"We need to fundamentally reconsider the purpose of the complex food and farming system that governs so much of our health, our environment, our economy and our way of life.
"We need to build trust between everyone involved so that we can find practical ways forward to a safe and secure future.
"Northern Ireland may be a small place on the edge of Europe but our obligations to contribute to tackling these threats are essentially the same as in any jurisdiction in the developed world.
"Unfortunately, we have a very poor record in meeting these obligations, partly because of past preoccupations with healing the damage of years of conflict, and partly because of inadequate policies and structures to deliver them."

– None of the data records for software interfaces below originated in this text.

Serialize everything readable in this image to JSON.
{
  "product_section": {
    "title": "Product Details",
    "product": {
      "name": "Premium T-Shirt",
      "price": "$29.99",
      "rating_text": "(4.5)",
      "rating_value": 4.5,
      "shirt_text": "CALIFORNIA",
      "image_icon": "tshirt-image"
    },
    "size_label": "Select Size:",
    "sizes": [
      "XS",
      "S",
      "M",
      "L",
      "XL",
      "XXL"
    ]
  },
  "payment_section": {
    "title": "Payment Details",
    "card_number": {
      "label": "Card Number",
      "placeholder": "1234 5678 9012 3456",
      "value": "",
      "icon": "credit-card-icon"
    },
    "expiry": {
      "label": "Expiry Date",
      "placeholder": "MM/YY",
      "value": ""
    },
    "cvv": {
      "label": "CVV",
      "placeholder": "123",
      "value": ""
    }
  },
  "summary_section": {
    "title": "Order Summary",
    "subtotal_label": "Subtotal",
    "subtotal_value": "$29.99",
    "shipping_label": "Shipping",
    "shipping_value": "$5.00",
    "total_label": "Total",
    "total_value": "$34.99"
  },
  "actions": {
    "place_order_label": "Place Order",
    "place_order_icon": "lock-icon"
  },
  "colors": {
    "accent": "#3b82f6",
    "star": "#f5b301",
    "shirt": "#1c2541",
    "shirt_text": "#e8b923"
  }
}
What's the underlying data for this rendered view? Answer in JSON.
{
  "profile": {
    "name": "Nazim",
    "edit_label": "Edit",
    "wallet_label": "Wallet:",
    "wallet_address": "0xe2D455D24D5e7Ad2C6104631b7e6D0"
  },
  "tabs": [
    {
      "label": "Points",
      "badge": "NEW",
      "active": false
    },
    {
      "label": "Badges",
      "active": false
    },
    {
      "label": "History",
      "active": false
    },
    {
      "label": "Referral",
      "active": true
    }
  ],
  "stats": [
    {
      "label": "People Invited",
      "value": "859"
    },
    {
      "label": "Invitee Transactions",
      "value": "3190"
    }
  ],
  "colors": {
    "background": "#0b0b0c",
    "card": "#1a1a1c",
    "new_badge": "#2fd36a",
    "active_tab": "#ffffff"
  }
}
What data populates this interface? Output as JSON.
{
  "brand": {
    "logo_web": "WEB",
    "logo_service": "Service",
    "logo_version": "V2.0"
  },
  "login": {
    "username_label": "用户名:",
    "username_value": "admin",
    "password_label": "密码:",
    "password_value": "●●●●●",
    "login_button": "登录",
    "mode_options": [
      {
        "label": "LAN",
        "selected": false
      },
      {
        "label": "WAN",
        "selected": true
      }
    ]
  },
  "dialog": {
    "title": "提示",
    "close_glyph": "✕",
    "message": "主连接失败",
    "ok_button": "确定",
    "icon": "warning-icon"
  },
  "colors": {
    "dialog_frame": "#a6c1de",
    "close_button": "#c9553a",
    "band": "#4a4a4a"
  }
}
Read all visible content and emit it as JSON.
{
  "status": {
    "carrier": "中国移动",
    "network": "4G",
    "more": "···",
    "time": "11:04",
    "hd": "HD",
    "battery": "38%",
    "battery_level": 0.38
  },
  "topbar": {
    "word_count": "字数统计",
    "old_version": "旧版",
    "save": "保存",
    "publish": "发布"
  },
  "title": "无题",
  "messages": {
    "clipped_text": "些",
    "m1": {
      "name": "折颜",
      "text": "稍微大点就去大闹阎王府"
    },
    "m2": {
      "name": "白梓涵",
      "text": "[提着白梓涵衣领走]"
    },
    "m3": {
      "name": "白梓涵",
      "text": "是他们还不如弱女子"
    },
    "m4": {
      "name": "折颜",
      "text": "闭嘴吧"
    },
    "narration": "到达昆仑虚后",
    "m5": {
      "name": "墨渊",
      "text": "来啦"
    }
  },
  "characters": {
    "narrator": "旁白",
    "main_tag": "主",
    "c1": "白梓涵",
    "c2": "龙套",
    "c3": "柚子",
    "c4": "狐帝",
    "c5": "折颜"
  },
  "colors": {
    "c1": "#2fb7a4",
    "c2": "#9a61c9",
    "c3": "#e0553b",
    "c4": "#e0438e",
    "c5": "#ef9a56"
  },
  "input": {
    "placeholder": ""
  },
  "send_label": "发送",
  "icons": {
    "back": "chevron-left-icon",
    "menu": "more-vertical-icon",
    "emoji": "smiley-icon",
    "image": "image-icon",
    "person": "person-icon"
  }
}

He added: "Over the past two and a half years this situation has been exacerbated by the absence of a devolved government which has severely hampered the development of the new policies and strategies required in a post-Brexit world.
"This political vacuum means that as a society we have to find other ways of addressing the key issues."
The report has been welcomed by Dr Denis McMahon, Permanent Secretary of the Department of Agriculture, Environment and Rural Affairs (DAERA).
"This report complements DAERA's vision of 'A living working active landscape, valued by everyone'," he said.
"It raises many important points and challenges, including climate change, loss of biodiversity and the need to deliver safe and affordable food which we collectively must address as we seek to build the future of our agriculture and food sector."
Sue Pritchard, FFCC Commission RSA director, said it had been vital to hear public views on the future.
"The Northern Ireland inquiry focused on the critical issues; how to mitigate and adapt to climate change and restore biodiversity; how to improve the public's health and wellbeing; and how to build on and develop Northern Ireland's distinctive pattern of farming to play its full part in responding to these challenges," she said.
"Most importantly and impressively, the leadership group were determined to hear citizens' voices - especially those often unheard."